● TASK STATEMENT:
Give the total number of lines in the data below that include "voltage", and nothing else.
▬▬▬▬▬▬
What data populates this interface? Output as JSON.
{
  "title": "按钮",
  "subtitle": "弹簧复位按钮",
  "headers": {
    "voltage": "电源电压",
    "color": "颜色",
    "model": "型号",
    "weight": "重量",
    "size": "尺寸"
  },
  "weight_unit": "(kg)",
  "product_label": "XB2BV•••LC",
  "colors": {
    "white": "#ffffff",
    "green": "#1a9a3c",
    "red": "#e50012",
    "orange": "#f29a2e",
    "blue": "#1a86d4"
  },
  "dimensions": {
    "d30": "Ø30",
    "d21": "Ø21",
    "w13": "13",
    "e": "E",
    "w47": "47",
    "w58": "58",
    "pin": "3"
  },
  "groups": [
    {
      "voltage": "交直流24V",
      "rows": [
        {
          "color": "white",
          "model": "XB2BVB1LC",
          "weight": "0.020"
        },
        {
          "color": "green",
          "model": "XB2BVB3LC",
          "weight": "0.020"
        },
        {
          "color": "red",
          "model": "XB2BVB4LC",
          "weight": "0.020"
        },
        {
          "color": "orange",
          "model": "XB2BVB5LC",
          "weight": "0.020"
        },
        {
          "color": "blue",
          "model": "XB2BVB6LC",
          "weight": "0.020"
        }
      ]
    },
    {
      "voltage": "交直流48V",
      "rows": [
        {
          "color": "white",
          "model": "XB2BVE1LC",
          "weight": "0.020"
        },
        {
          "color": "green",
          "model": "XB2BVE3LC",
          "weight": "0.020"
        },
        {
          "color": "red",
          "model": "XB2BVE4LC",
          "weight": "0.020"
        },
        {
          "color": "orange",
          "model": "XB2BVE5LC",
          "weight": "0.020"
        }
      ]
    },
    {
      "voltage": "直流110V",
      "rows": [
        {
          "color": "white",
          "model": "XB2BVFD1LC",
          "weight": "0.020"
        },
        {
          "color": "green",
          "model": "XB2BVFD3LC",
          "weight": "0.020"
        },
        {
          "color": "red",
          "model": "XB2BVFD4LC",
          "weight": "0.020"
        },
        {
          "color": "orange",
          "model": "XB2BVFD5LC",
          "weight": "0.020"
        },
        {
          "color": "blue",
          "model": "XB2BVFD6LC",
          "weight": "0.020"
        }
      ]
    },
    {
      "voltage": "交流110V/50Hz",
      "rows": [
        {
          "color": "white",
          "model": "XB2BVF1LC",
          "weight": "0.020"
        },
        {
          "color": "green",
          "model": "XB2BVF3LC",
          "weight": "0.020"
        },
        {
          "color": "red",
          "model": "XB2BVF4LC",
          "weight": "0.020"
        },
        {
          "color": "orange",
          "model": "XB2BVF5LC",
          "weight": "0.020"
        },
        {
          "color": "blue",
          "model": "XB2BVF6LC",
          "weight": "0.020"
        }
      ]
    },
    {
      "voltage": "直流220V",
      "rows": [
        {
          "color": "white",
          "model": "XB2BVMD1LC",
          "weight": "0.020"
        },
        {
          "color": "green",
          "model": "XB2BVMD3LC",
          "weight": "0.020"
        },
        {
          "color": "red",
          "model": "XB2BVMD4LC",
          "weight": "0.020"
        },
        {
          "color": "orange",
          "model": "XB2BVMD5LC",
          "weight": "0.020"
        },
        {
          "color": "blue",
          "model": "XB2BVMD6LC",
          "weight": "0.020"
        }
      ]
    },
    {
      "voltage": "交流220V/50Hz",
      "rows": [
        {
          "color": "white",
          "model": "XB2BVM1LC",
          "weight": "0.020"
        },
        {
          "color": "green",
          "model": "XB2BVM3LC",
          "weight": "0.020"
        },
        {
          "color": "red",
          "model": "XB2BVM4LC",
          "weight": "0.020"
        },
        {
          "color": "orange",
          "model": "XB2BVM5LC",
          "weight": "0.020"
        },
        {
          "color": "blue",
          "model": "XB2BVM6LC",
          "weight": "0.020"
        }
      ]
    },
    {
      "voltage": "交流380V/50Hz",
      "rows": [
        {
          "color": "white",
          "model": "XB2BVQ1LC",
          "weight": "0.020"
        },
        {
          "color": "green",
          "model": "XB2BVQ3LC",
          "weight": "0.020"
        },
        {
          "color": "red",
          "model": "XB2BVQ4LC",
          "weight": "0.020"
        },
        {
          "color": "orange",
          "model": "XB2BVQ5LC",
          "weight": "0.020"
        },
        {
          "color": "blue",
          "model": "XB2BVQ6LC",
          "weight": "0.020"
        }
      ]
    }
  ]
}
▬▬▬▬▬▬
● RESULT OF THE EXERCISE:
8